It can be easy for those working from home to end up sat behind a laptop for 8 hours a day and then going straight to their kitchen to cook dinner and spending the rest of the evening on the sofa.
Reassure them that they don’t need to be attached to their laptop or phone from 9-5 every working day and that, if they miss a call or don’t respond to an email within a given time because they went for a walk on their lunch break, they won’t be reprimanded.
It is very important that workers get fresh air and exposure to sunlight throughout the day (of course, those self-isolating are excluded in this instance), just as they would if they were travelling to work or popping out of the office for lunch, but they can often feel like there is added pressure to be available every second of their working day. Let them know that toilet breaks, popping to the shop for supplies or stepping into the kitchen to make lunch is allowed as long as they are getting their work done and following social distancing guidelines provided by WHO and the government.
They can even sit in their garden to do their work – if the weather permits.
Focus on the Positives
The news and social media timelines are filled with the latest updates on coronavirus and its implications on the economy and workers.
Being exposed to all this heavy news, day in day out, will have the biggest negative impact on people’s mental health, so you should try to avoid adding to it.
Instead of sending updates on the number of coronavirus cases or the drop in the exchange rate, why not send positive, motivational messages to your employees. Find some uplifting stories that you can share with them or encourage them to think about the good things that may come out of this (for example, they’re not having to commute to work so they can use that extra time to take up a new hobby).

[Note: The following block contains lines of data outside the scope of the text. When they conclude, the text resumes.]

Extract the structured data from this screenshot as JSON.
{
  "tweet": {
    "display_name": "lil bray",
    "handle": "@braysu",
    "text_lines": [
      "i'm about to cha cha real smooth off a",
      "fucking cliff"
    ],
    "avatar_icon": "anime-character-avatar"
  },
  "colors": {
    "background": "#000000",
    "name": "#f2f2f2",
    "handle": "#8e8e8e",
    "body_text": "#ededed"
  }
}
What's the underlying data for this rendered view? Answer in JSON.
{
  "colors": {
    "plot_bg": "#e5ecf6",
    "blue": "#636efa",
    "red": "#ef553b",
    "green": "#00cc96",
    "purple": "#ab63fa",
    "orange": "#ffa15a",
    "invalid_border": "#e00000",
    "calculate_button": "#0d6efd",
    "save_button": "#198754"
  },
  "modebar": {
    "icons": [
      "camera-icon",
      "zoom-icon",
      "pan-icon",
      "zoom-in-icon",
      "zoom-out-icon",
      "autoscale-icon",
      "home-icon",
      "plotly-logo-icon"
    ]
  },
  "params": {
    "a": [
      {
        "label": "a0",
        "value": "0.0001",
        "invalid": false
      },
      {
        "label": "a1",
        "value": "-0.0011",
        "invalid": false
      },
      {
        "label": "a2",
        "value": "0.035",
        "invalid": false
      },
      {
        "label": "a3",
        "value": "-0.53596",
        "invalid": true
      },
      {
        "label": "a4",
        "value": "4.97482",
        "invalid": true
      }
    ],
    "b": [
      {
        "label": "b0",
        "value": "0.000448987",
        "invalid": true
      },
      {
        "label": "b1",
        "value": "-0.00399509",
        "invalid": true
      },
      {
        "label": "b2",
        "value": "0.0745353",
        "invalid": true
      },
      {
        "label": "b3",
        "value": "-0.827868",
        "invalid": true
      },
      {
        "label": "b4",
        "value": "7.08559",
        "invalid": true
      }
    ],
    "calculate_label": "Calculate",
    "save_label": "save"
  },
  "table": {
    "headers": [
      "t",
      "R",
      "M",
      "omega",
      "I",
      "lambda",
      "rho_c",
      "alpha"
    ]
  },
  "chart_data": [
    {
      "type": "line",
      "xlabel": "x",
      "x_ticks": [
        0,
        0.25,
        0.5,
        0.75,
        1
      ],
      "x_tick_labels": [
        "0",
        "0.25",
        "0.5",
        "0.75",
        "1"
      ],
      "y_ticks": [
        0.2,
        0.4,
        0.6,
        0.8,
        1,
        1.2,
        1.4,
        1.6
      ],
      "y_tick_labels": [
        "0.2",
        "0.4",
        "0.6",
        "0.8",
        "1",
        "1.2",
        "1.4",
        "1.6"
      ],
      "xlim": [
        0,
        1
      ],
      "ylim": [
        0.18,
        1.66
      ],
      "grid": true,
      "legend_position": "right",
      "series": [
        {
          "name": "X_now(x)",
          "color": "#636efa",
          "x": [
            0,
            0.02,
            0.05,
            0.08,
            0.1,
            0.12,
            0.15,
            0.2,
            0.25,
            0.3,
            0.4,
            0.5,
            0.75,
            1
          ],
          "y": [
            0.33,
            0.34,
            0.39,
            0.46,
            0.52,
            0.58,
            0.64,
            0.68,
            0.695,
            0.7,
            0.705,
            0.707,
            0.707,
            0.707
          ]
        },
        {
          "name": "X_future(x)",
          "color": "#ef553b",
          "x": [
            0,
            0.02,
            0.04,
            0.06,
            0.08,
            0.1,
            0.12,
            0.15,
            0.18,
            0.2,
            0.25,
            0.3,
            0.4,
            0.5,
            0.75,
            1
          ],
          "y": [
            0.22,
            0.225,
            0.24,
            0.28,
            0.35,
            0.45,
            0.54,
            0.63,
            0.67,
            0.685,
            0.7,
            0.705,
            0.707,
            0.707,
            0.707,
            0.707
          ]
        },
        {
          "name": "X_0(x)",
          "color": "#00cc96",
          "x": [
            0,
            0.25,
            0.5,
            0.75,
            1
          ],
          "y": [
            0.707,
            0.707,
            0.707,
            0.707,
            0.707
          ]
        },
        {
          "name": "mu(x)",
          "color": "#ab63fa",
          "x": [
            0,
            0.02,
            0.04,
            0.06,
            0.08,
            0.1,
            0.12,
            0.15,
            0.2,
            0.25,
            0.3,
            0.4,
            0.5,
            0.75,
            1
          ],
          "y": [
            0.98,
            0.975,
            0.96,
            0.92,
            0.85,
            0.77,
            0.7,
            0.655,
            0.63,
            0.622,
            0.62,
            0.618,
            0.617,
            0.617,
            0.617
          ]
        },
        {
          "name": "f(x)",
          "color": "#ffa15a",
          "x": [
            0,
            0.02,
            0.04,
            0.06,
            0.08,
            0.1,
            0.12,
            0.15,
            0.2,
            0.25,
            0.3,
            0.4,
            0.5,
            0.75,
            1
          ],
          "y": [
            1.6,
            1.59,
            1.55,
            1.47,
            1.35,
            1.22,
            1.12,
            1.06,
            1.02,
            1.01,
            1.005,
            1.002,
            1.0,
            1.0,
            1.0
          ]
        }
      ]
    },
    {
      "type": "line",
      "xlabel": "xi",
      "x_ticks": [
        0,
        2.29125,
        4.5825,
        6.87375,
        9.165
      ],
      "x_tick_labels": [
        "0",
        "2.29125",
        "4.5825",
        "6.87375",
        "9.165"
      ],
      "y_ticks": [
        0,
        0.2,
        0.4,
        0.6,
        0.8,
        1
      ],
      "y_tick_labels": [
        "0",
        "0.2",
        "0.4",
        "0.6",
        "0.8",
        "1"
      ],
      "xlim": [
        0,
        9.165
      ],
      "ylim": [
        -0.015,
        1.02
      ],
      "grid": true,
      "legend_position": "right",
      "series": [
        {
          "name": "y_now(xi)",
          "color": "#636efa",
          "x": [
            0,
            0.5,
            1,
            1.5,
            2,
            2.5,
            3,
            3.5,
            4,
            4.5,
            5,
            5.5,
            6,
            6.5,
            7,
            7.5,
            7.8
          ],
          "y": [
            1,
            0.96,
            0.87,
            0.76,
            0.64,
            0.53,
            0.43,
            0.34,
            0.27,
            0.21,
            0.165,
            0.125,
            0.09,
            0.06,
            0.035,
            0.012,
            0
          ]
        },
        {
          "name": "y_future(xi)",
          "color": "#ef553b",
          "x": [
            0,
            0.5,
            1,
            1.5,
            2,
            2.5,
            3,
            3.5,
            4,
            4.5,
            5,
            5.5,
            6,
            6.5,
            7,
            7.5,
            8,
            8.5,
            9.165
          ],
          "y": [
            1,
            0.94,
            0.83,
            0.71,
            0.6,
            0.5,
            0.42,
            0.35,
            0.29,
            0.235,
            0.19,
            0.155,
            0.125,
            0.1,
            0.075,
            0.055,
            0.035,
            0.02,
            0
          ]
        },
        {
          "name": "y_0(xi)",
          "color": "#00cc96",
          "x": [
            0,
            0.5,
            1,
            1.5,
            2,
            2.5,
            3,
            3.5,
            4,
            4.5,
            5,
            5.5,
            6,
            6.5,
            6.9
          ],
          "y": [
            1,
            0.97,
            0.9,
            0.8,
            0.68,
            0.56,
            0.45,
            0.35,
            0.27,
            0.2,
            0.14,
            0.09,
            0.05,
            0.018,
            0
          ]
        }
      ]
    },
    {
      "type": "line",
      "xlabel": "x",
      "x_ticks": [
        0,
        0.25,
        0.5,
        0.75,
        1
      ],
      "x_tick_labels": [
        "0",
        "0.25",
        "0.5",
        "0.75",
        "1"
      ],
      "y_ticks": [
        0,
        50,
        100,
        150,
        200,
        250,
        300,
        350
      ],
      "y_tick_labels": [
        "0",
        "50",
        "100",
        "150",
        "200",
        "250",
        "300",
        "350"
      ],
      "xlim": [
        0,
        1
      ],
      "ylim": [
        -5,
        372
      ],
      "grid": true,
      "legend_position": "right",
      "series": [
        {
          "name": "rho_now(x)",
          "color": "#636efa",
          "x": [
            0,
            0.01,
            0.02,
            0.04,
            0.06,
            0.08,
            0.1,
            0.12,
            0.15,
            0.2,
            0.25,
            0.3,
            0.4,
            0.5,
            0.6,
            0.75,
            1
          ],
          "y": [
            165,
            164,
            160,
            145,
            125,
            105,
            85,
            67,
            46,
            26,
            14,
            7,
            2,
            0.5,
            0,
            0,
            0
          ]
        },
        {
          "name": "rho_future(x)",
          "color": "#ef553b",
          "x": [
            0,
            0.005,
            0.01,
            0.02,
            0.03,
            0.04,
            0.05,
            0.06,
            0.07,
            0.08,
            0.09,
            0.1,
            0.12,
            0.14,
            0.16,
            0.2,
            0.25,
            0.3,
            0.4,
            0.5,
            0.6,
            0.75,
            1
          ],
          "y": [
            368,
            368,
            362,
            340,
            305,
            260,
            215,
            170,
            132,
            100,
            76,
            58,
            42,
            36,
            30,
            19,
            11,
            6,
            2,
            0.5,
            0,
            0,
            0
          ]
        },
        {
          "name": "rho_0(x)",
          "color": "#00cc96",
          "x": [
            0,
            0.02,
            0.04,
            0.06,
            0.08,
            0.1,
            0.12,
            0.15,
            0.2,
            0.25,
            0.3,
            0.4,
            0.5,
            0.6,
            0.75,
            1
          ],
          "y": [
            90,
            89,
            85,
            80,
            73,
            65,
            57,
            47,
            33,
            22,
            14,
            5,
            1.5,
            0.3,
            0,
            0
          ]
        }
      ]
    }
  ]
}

You could even give them a fun task to complete each day (after they have completed their work, or as a break during the day) such as baking a cake, practising meditation, or cleaning out their wardrobe – all the things we tell ourselves we need to do but never get around to doing.
Poor Mental Health Does Entitle Employees To Sick Leave
We are heavily focused on sick leave and SSP (Statutory Sick Pay) as it relates to those who have coronavirus, and rightly so, but we should also discuss what the implications are for those who may not have coronavirus but are suffering from mental health issues as a result of the pandemic.
Those who have pre-existing mental health conditions, such as OCD, may find the current events triggering and fall back into bad mental health which can make going to work – even remotely – very difficult.
As an employer, what can you do to support these employees?
Well, aside from checking in on them regularly, you could also offer them sick leave or annual leave (if they have enough days left) so they can focus on getting their mental health back on track. Mental health is often overlooked because it isn’t a physical illness and often the symptoms can’t be seen by other people; however, it is just as real and dangerous as any other illness and should be treated as such, so just as an employee with the flu might take a few days sick leave to sleep it off and recuperate, you must also give employees with mental health the same guidance.
We’re all in this together, and that’s an important point to make to all your employees. We may feel very alone and isolated over the next few weeks but we’re actually more connected than ever, because every single person around the world is going through this too.
Everyone will have a tough day whether they fall ill with coronavirus or not, so it is crucial that you, as an employer, communicate with your workers, keep them updated and allow them some flexibility to look after their children, loved ones and themselves.
As always, we are here to answer any questions you may have about coronavirus, mental health and everything else that comes with it. Our HR and Health and Safety Consultants are working around the clock to support businesses, so if you do need any advice or help writing up your policies, then call us today on 0845 2626 260 or email us at [email protected]